── Material to process ──
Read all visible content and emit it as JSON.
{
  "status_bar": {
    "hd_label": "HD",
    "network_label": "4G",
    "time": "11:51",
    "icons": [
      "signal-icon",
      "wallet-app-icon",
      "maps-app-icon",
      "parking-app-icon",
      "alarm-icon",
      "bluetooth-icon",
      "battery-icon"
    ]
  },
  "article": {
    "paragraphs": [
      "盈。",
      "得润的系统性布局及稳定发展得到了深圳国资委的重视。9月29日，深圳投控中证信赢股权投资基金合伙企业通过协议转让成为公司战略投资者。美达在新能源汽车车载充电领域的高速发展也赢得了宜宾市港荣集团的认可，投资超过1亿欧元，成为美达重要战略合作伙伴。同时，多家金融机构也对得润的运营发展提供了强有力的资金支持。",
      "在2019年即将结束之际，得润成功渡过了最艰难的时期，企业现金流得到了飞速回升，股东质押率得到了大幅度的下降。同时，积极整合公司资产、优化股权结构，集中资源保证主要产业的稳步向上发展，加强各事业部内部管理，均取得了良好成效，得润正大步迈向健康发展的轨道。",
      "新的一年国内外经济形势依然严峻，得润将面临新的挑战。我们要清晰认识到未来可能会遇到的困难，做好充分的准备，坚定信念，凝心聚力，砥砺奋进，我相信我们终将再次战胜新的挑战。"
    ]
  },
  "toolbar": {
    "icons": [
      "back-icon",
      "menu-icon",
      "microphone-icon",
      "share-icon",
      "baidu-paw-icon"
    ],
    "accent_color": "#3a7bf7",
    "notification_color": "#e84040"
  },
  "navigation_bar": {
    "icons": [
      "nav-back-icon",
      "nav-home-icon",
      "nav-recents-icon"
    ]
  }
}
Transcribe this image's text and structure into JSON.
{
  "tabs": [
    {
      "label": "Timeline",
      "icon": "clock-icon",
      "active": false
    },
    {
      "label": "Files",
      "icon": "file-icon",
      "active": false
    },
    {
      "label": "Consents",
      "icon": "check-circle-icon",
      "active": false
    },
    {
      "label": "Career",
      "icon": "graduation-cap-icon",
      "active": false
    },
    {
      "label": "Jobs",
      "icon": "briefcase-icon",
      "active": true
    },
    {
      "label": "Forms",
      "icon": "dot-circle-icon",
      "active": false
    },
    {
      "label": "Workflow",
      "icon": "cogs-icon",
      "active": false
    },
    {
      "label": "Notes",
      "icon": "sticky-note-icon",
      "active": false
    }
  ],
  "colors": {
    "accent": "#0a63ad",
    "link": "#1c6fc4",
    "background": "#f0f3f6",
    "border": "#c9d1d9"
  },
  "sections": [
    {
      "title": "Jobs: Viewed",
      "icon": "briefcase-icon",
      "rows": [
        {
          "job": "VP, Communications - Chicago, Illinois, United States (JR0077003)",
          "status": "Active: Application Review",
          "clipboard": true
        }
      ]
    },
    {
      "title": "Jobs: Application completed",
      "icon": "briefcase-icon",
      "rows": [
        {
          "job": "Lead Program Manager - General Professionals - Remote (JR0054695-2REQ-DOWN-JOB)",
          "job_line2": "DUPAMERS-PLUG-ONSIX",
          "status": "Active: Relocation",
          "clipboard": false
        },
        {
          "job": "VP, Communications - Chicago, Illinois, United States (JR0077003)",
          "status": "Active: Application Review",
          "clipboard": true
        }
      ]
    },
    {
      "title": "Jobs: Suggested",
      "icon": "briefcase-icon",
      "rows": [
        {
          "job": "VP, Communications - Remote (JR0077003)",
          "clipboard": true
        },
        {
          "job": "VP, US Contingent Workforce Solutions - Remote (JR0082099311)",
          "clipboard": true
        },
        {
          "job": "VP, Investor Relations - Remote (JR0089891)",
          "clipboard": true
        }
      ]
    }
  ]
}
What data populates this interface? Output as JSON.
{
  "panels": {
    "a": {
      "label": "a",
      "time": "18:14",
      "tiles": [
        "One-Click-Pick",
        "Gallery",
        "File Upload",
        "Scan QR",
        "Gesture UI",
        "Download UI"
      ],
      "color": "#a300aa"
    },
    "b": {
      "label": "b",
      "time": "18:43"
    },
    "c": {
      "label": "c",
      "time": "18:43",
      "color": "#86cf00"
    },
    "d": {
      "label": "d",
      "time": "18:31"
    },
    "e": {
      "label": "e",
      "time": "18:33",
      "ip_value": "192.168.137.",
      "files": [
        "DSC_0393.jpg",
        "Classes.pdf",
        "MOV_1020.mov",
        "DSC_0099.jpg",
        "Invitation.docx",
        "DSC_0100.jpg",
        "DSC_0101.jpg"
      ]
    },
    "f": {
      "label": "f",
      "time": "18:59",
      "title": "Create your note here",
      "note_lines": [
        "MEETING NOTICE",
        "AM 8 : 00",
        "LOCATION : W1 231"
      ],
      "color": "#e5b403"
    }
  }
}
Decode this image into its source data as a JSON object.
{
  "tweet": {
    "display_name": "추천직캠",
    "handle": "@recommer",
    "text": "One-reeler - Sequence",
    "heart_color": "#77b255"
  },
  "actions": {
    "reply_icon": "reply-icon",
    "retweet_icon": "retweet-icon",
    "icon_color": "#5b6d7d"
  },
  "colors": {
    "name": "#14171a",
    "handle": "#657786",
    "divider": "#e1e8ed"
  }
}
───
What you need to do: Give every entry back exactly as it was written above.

Reply:
Read all visible content and emit it as JSON.
{
  "status_bar": {
    "hd_label": "HD",
    "network_label": "4G",
    "time": "11:51",
    "icons": [
      "signal-icon",
      "wallet-app-icon",
      "maps-app-icon",
      "parking-app-icon",
      "alarm-icon",
      "bluetooth-icon",
      "battery-icon"
    ]
  },
  "article": {
    "paragraphs": [
      "盈。",
      "得润的系统性布局及稳定发展得到了深圳国资委的重视。9月29日，深圳投控中证信赢股权投资基金合伙企业通过协议转让成为公司战略投资者。美达在新能源汽车车载充电领域的高速发展也赢得了宜宾市港荣集团的认可，投资超过1亿欧元，成为美达重要战略合作伙伴。同时，多家金融机构也对得润的运营发展提供了强有力的资金支持。",
      "在2019年即将结束之际，得润成功渡过了最艰难的时期，企业现金流得到了飞速回升，股东质押率得到了大幅度的下降。同时，积极整合公司资产、优化股权结构，集中资源保证主要产业的稳步向上发展，加强各事业部内部管理，均取得了良好成效，得润正大步迈向健康发展的轨道。",
      "新的一年国内外经济形势依然严峻，得润将面临新的挑战。我们要清晰认识到未来可能会遇到的困难，做好充分的准备，坚定信念，凝心聚力，砥砺奋进，我相信我们终将再次战胜新的挑战。"
    ]
  },
  "toolbar": {
    "icons": [
      "back-icon",
      "menu-icon",
      "microphone-icon",
      "share-icon",
      "baidu-paw-icon"
    ],
    "accent_color": "#3a7bf7",
    "notification_color": "#e84040"
  },
  "navigation_bar": {
    "icons": [
      "nav-back-icon",
      "nav-home-icon",
      "nav-recents-icon"
    ]
  }
}
Transcribe this image's text and structure into JSON.
{
  "tabs": [
    {
      "label": "Timeline",
      "icon": "clock-icon",
      "active": false
    },
    {
      "label": "Files",
      "icon": "file-icon",
      "active": false
    },
    {
      "label": "Consents",
      "icon": "check-circle-icon",
      "active": false
    },
    {
      "label": "Career",
      "icon": "graduation-cap-icon",
      "active": false
    },
    {
      "label": "Jobs",
      "icon": "briefcase-icon",
      "active": true
    },
    {
      "label": "Forms",
      "icon": "dot-circle-icon",
      "active": false
    },
    {
      "label": "Workflow",
      "icon": "cogs-icon",
      "active": false
    },
    {
      "label": "Notes",
      "icon": "sticky-note-icon",
      "active": false
    }
  ],
  "colors": {
    "accent": "#0a63ad",
    "link": "#1c6fc4",
    "background": "#f0f3f6",
    "border": "#c9d1d9"
  },
  "sections": [
    {
      "title": "Jobs: Viewed",
      "icon": "briefcase-icon",
      "rows": [
        {
          "job": "VP, Communications - Chicago, Illinois, United States (JR0077003)",
          "status": "Active: Application Review",
          "clipboard": true
        }
      ]
    },
    {
      "title": "Jobs: Application completed",
      "icon": "briefcase-icon",
      "rows": [
        {
          "job": "Lead Program Manager - General Professionals - Remote (JR0054695-2REQ-DOWN-JOB)",
          "job_line2": "DUPAMERS-PLUG-ONSIX",
          "status": "Active: Relocation",
          "clipboard": false
        },
        {
          "job": "VP, Communications - Chicago, Illinois, United States (JR0077003)",
          "status": "Active: Application Review",
          "clipboard": true
        }
      ]
    },
    {
      "title": "Jobs: Suggested",
      "icon": "briefcase-icon",
      "rows": [
        {
          "job": "VP, Communications - Remote (JR0077003)",
          "clipboard": true
        },
        {
          "job": "VP, US Contingent Workforce Solutions - Remote (JR0082099311)",
          "clipboard": true
        },
        {
          "job": "VP, Investor Relations - Remote (JR0089891)",
          "clipboard": true
        }
      ]
    }
  ]
}
What data populates this interface? Output as JSON.
{
  "panels": {
    "a": {
      "label": "a",
      "time": "18:14",
      "tiles": [
        "One-Click-Pick",
        "Gallery",
        "File Upload",
        "Scan QR",
        "Gesture UI",
        "Download UI"
      ],
      "color": "#a300aa"
    },
    "b": {
      "label": "b",
      "time": "18:43"
    },
    "c": {
      "label": "c",
      "time": "18:43",
      "color": "#86cf00"
    },
    "d": {
      "label": "d",
      "time": "18:31"
    },
    "e": {
      "label": "e",
      "time": "18:33",
      "ip_value": "192.168.137.",
      "files": [
        "DSC_0393.jpg",
        "Classes.pdf",
        "MOV_1020.mov",
        "DSC_0099.jpg",
        "Invitation.docx",
        "DSC_0100.jpg",
        "DSC_0101.jpg"
      ]
    },
    "f": {
      "label": "f",
      "time": "18:59",
      "title": "Create your note here",
      "note_lines": [
        "MEETING NOTICE",
        "AM 8 : 00",
        "LOCATION : W1 231"
      ],
      "color": "#e5b403"
    }
  }
}
Decode this image into its source data as a JSON object.
{
  "tweet": {
    "display_name": "추천직캠",
    "handle": "@recommer",
    "text": "One-reeler - Sequence",
    "heart_color": "#77b255"
  },
  "actions": {
    "reply_icon": "reply-icon",
    "retweet_icon": "retweet-icon",
    "icon_color": "#5b6d7d"
  },
  "colors": {
    "name": "#14171a",
    "handle": "#657786",
    "divider": "#e1e8ed"
  }
}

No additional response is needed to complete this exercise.